Joseph Joachim: Identities / Identitäten
International bilingual Conference | Hochschule für Musik Karlsruhe | 3 - 5 April 2020
The Remarkable Joachim Family : A Consideration of Joseph Joachim’s Influence on Music in Britain from the mid-1840s to the 1960s
During the 1960s in the town of Wigton in north-west England, a lady called Bernice Joachim gave piano lessons to many local children. She was the wife of Joe Joachim, who was an English teacher at a local school. The Joachims had lived in Wigton since the early 1950s, and Bernice had established a reputation as an inspirational music and piano teacher. I regularly walked to the bungalow on the Brookfield School estate for my weekly piano lesson with Mrs Djoachim. The living room contained a splendid grand piano, and on the mantelpiece was an old photograph of two gentlemen. Visitors to the bungalow would be informed that they were violinist Joseph Joachim and composer Johannes Brahms, and that Bernice’s husband Joe was the grandson of Joachim. It was only in later life that I realised that there was an exceptional historical musical significance in such early association with the remarkable Joachim family. Thus, this paper is written from the perspective bestowed by my connection with the family, and with the benefit of having had access to family archives that have only recently been made available for academic examination. Although Joachim’s numerous visits to Britain during the nineteenth and early twentieth centuries have been well-researched and documented, there has been less consideration of the wider consequences of these visits and their circumstances. The paper chronicles a remarkable sequence of events that began with the 12-year-old prodigy Joachim’s first recitals in London in 1844, and which led directly to his grand-daughter-in-law passing on musical enthusiasm to children in a small town in northern England some 120 years later. The paper presents portraits of other musician members of the extended British Joachim family, whose achievements may be partly attributed to Joachim’s almost lifelong commitment to the musical culture of the United Kingdom.
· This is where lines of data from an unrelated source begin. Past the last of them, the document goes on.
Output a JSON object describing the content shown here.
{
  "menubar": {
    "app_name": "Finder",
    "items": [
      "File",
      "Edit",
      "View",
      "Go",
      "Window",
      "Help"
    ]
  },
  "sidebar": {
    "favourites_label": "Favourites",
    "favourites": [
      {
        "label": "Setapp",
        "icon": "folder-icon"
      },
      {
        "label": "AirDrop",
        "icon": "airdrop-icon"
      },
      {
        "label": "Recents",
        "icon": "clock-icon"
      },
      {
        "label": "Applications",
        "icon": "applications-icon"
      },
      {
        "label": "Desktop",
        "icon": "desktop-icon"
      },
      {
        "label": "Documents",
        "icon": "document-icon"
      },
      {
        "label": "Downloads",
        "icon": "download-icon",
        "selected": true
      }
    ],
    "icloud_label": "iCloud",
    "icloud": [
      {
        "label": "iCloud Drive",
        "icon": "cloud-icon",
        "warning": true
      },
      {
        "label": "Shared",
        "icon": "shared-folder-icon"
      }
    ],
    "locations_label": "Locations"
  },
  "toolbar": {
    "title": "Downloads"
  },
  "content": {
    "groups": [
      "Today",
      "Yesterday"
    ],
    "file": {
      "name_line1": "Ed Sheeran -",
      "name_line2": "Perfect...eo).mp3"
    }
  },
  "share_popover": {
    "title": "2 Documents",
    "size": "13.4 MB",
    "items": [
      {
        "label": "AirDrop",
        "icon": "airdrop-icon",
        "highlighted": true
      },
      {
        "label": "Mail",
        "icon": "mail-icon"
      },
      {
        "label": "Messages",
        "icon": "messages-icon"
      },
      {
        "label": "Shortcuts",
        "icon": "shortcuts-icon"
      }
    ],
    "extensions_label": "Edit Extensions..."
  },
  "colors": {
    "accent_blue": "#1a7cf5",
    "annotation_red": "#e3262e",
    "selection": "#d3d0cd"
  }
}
Dr Ian Maxwell is an Affiliated Researcher in the Faculty of Music at the University of Cambridge. He holds a BMus degree from the University of Aberdeen, and a PhD from the University of Durham. His research interests focus primarily on the composers and music of the so-called English Musical Renaissance. In addition to writing a biography of E. J. Moeran, Dr Maxwell is contributing chapters to books on Music in Twentieth-Century Oxford and on the life and career of violinist Joseph Joachim. Dr Maxwell also has a book in preparation on music making in the British universities during the nineteenth century. From 2011 to 2014, Dr Maxwell was editor of the British Music Society.